An industry-level analysis of potential intangible and economic impacts affecting Australian pork producers during an emergency animal disease control program

Wilson, S-J, Ward, M.P., and Brookes, V. (2012) An industry-level analysis of potential intangible and economic impacts affecting Australian pork producers during an emergency animal disease control program. In: International Symposia on Veterinary Epidemiology and Economics proceedings - ISVEE13: Proceedings of the 13th International Symposium on Veterinary Epidemiology and Economics, Belgium, Netherlands (2012). From: International Symposia on Veterinary Epidemiology and Economics proceedings - ISVEE13: Proceedings of the 13th International Symposium on Veterinary Epidemiology and Economics, Belgium, Netherlands (2012), 20-24 August 2012, Maastricht, The Netherlands.

[img]
Preview
PDF (Poster) - Presentation
Download (225kB) | Preview
 
11


Abstract
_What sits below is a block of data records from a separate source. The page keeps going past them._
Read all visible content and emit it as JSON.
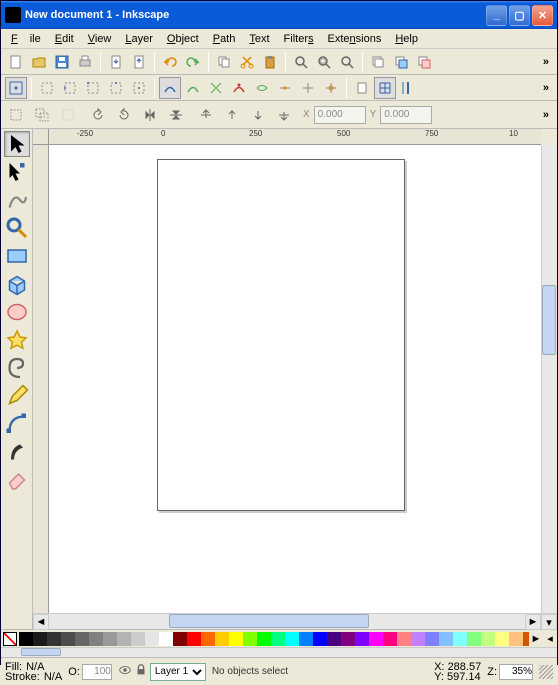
{
  "window": {
    "title": "New document 1 - Inkscape"
  },
  "menu": {
    "file": "File",
    "edit": "Edit",
    "view": "View",
    "layer": "Layer",
    "object": "Object",
    "path": "Path",
    "text": "Text",
    "filters": "Filters",
    "extensions": "Extensions",
    "help": "Help"
  },
  "coords": {
    "x_label": "X",
    "x_value": "0.000",
    "y_label": "Y",
    "y_value": "0.000"
  },
  "ruler": {
    "ticks": [
      "-250",
      "0",
      "250",
      "500",
      "750",
      "10"
    ]
  },
  "palette": [
    "#000000",
    "#1a1a1a",
    "#333333",
    "#4d4d4d",
    "#666666",
    "#808080",
    "#999999",
    "#b3b3b3",
    "#cccccc",
    "#e6e6e6",
    "#ffffff",
    "#800000",
    "#ff0000",
    "#ff6600",
    "#ffcc00",
    "#ffff00",
    "#80ff00",
    "#00ff00",
    "#00ff80",
    "#00ffff",
    "#0080ff",
    "#0000ff",
    "#4b0082",
    "#800080",
    "#8000ff",
    "#ff00ff",
    "#ff0080",
    "#ff8080",
    "#c080ff",
    "#8080ff",
    "#80c0ff",
    "#80ffff",
    "#80ff80",
    "#c0ff80",
    "#ffff80",
    "#ffc080",
    "#d45500",
    "#aa0000"
  ],
  "status": {
    "fill_label": "Fill:",
    "fill_value": "N/A",
    "stroke_label": "Stroke:",
    "stroke_value": "N/A",
    "opacity_label": "O:",
    "opacity_value": "100",
    "layer_name": "Layer 1",
    "message": "No objects select",
    "x_label": "X:",
    "x_value": "288.57",
    "y_label": "Y:",
    "y_value": "597.14",
    "zoom_label": "Z:",
    "zoom_value": "35%"
  }
}
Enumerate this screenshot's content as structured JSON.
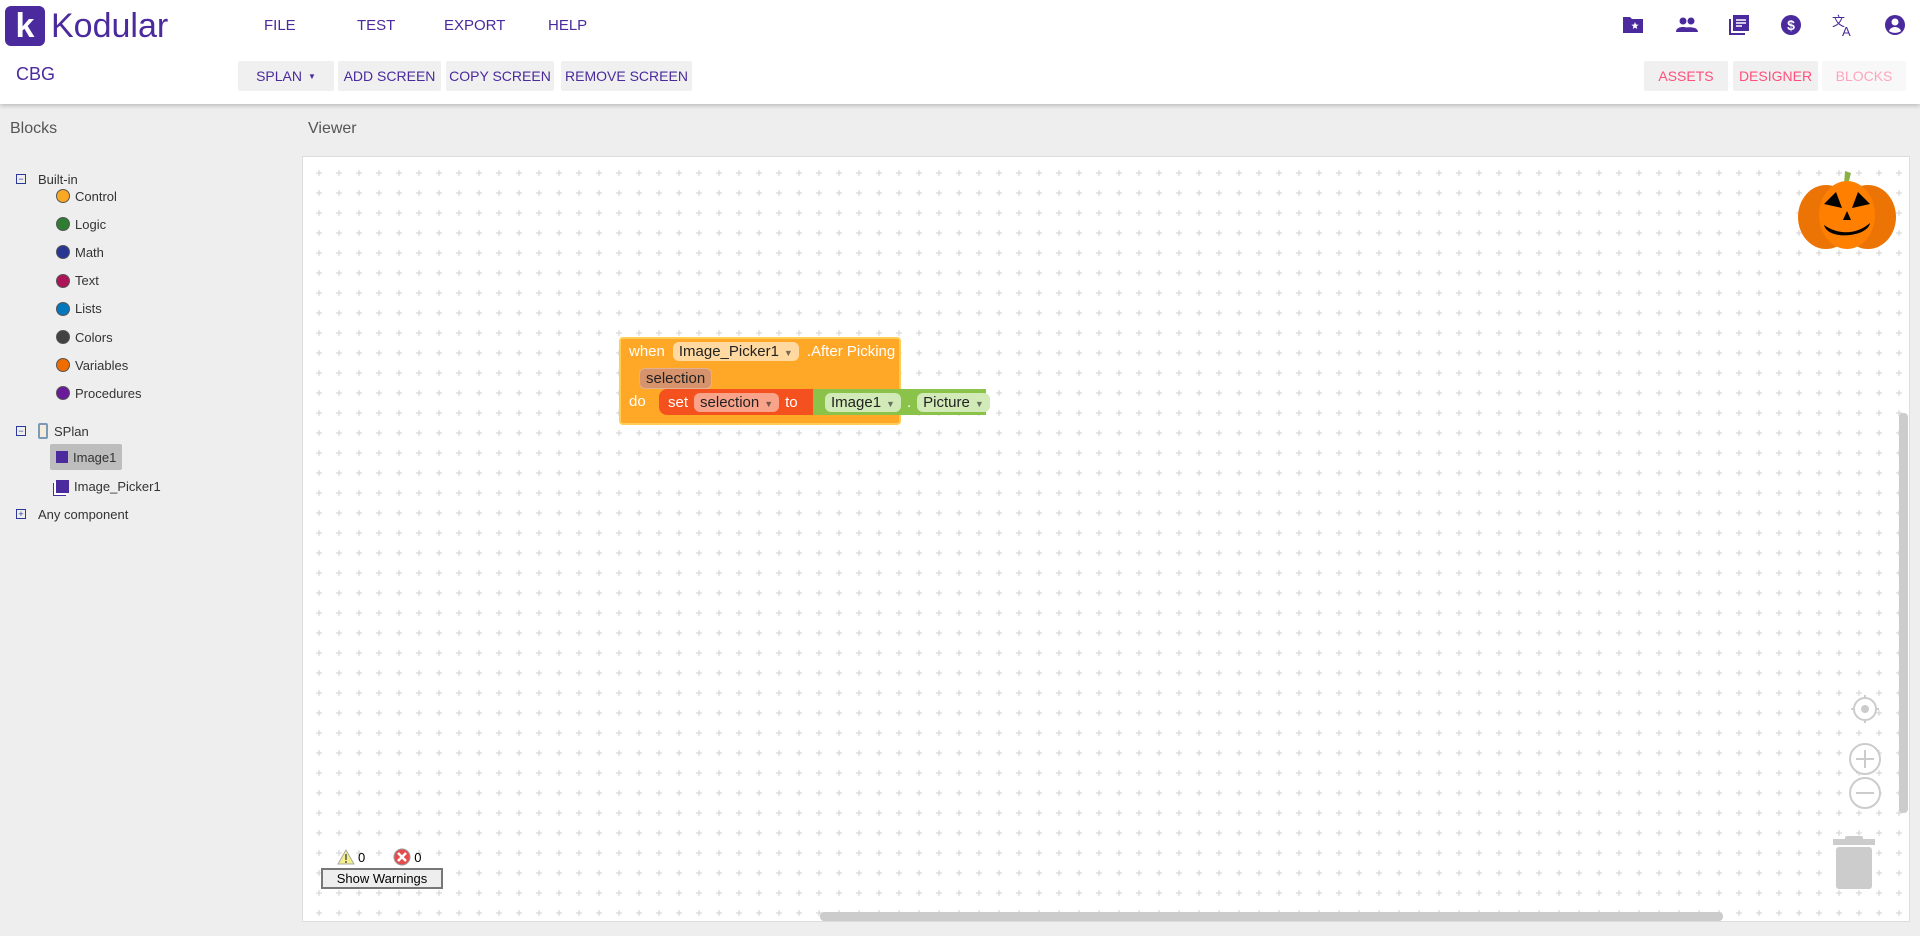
{
  "header": {
    "logo_text": "Kodular",
    "menu": [
      "FILE",
      "TEST",
      "EXPORT",
      "HELP"
    ],
    "project": "CBG",
    "screen_select": "SPLAN",
    "add_screen": "ADD SCREEN",
    "copy_screen": "COPY SCREEN",
    "remove_screen": "REMOVE SCREEN",
    "assets": "ASSETS",
    "designer": "DESIGNER",
    "blocks": "BLOCKS",
    "icons": [
      "folder-star-icon",
      "people-icon",
      "library-icon",
      "dollar-icon",
      "translate-icon",
      "account-icon"
    ]
  },
  "sidebar": {
    "title": "Blocks",
    "builtin": "Built-in",
    "categories": [
      {
        "label": "Control",
        "color": "#f9a825"
      },
      {
        "label": "Logic",
        "color": "#2e7d32"
      },
      {
        "label": "Math",
        "color": "#283593"
      },
      {
        "label": "Text",
        "color": "#ad1457"
      },
      {
        "label": "Lists",
        "color": "#0277bd"
      },
      {
        "label": "Colors",
        "color": "#424242"
      },
      {
        "label": "Variables",
        "color": "#ef6c00"
      },
      {
        "label": "Procedures",
        "color": "#6a1b9a"
      }
    ],
    "screen": "SPlan",
    "components": [
      "Image1",
      "Image_Picker1"
    ],
    "any": "Any component"
  },
  "viewer": {
    "title": "Viewer",
    "block": {
      "when": "when",
      "component": "Image_Picker1",
      "event": ".After Picking",
      "param": "selection",
      "do": "do",
      "set": "set",
      "var": "selection",
      "to": "to",
      "getter_comp": "Image1",
      "dot": ".",
      "getter_prop": "Picture"
    },
    "warnings": "0",
    "errors": "0",
    "show_warnings": "Show Warnings"
  }
}
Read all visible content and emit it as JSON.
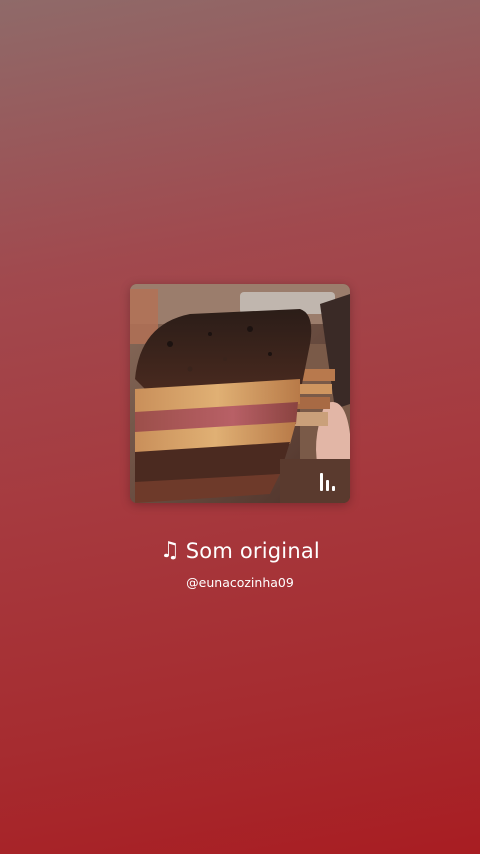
{
  "audio": {
    "title": "Som original",
    "author": "@eunacozinha09",
    "note_icon": "♫",
    "cover_description_icon": "equalizer-bars-icon"
  },
  "colors": {
    "background_top": "#8f6a69",
    "background_bottom": "#a81d22",
    "text": "#ffffff"
  }
}
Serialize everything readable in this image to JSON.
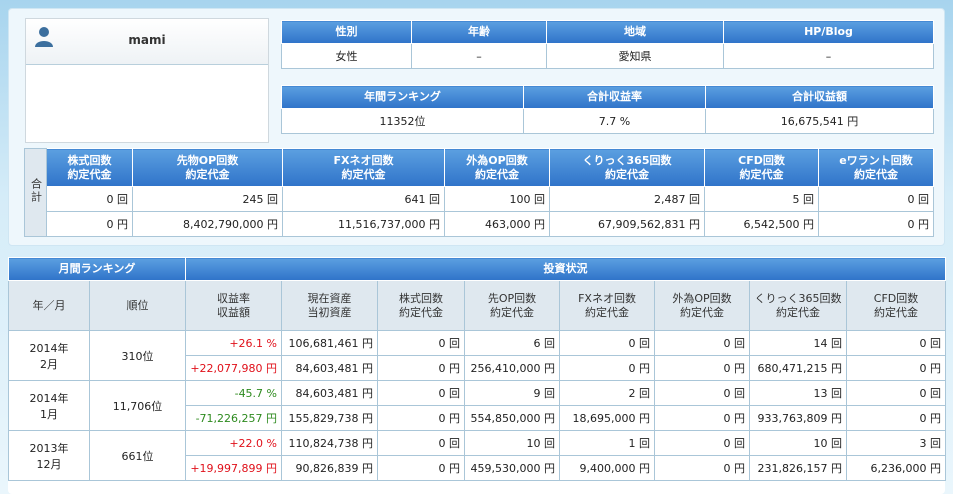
{
  "profile": {
    "name": "mami"
  },
  "info_table": {
    "headers": [
      "性別",
      "年齢",
      "地域",
      "HP/Blog"
    ],
    "values": [
      "女性",
      "–",
      "愛知県",
      "–"
    ]
  },
  "ranking_table": {
    "headers": [
      "年間ランキング",
      "合計収益率",
      "合計収益額"
    ],
    "values": [
      "11352位",
      "7.7 %",
      "16,675,541 円"
    ]
  },
  "totals_table": {
    "side_label": "合計",
    "headers": [
      [
        "株式回数",
        "約定代金"
      ],
      [
        "先物OP回数",
        "約定代金"
      ],
      [
        "FXネオ回数",
        "約定代金"
      ],
      [
        "外為OP回数",
        "約定代金"
      ],
      [
        "くりっく365回数",
        "約定代金"
      ],
      [
        "CFD回数",
        "約定代金"
      ],
      [
        "eワラント回数",
        "約定代金"
      ]
    ],
    "counts": [
      "0 回",
      "245 回",
      "641 回",
      "100 回",
      "2,487 回",
      "5 回",
      "0 回"
    ],
    "amounts": [
      "0 円",
      "8,402,790,000 円",
      "11,516,737,000 円",
      "463,000 円",
      "67,909,562,831 円",
      "6,542,500 円",
      "0 円"
    ]
  },
  "monthly": {
    "group_header_left": "月間ランキング",
    "group_header_right": "投資状況",
    "col_headers": [
      [
        "年／月",
        ""
      ],
      [
        "順位",
        ""
      ],
      [
        "収益率",
        "収益額"
      ],
      [
        "現在資産",
        "当初資産"
      ],
      [
        "株式回数",
        "約定代金"
      ],
      [
        "先OP回数",
        "約定代金"
      ],
      [
        "FXネオ回数",
        "約定代金"
      ],
      [
        "外為OP回数",
        "約定代金"
      ],
      [
        "くりっく365回数",
        "約定代金"
      ],
      [
        "CFD回数",
        "約定代金"
      ]
    ],
    "rows": [
      {
        "year": "2014年",
        "month": "2月",
        "rank": "310位",
        "rate": "+26.1 %",
        "profit": "+22,077,980 円",
        "current": "106,681,461 円",
        "initial": "84,603,481 円",
        "stock_count": "0 回",
        "stock_amount": "0 円",
        "op_count": "6 回",
        "op_amount": "256,410,000 円",
        "fx_count": "0 回",
        "fx_amount": "0 円",
        "gop_count": "0 回",
        "gop_amount": "0 円",
        "k365_count": "14 回",
        "k365_amount": "680,471,215 円",
        "cfd_count": "0 回",
        "cfd_amount": "0 円",
        "sign": "pos"
      },
      {
        "year": "2014年",
        "month": "1月",
        "rank": "11,706位",
        "rate": "-45.7 %",
        "profit": "-71,226,257 円",
        "current": "84,603,481 円",
        "initial": "155,829,738 円",
        "stock_count": "0 回",
        "stock_amount": "0 円",
        "op_count": "9 回",
        "op_amount": "554,850,000 円",
        "fx_count": "2 回",
        "fx_amount": "18,695,000 円",
        "gop_count": "0 回",
        "gop_amount": "0 円",
        "k365_count": "13 回",
        "k365_amount": "933,763,809 円",
        "cfd_count": "0 回",
        "cfd_amount": "0 円",
        "sign": "neg"
      },
      {
        "year": "2013年",
        "month": "12月",
        "rank": "661位",
        "rate": "+22.0 %",
        "profit": "+19,997,899 円",
        "current": "110,824,738 円",
        "initial": "90,826,839 円",
        "stock_count": "0 回",
        "stock_amount": "0 円",
        "op_count": "10 回",
        "op_amount": "459,530,000 円",
        "fx_count": "1 回",
        "fx_amount": "9,400,000 円",
        "gop_count": "0 回",
        "gop_amount": "0 円",
        "k365_count": "10 回",
        "k365_amount": "231,826,157 円",
        "cfd_count": "3 回",
        "cfd_amount": "6,236,000 円",
        "sign": "pos"
      }
    ]
  }
}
Emerging and transboundary diseases have been responsible for dramatic impacts on human health, the economy, trade, animal health and biodiversity in Australia and around the world. The Australian pig industry’s health status provides it with a competitive advantage. Freedom from major transboundary diseases – such as foot-and-mouth disease and classical swine fever – secures access to international markets and enables producers to invest in their businesses free from the complication of major disease incursions, ensures the industry’s future sustainability and allows it to meet community standards for food production. Planning for a disease response is driven by many factors. Among these factors, the cost of the response is often the single most important driving factor. However, cost involves more than the actual financial cost of the response. It involves a number of intangible elements and the views of a diverse range of stakeholders. For example, human health, environmental and sociological consequences need to be considered. Currently, a unifying framework for such decision-making is unavailable. Application of a newly developed framework to several diseases that concern the Australian pig industry will facilitate dialogue on what is the best response to minimize the impact of incursions of such diseases. This novel framework for economic analysis of animal health emergencies incorporates risk assessment, tangible and intangible elements and a value-added cost-benefit analysis. These case studies assess the comparability, applicability and accountability of different response actions through producer perspectives. An example of the application of this framework for a disease which threatens the Australian pig industry will be presented.

Item ID: 51358
Item Type: Conference Item (Poster)
ISSN: 1177-360X
Related URLs:
Date Deposited: 27 Oct 2017 02:33
FoR Codes: 07 AGRICULTURAL AND VETERINARY SCIENCES > 0799 Other Agricultural and Veterinary Sciences > 079999 Agricultural and Veterinary Sciences not elsewhere classified @ 100%
SEO Codes: 83 ANIMAL PRODUCTION AND ANIMAL PRIMARY PRODUCTS > 8399 Other Animal Production and Animal Primary Products > 839999 Animal Production and Animal Primary Products not elsewhere classified @ 100%
Downloads: Total: 11
More Statistics

Actions (Repository Staff Only)

Item Control Page Item Control Page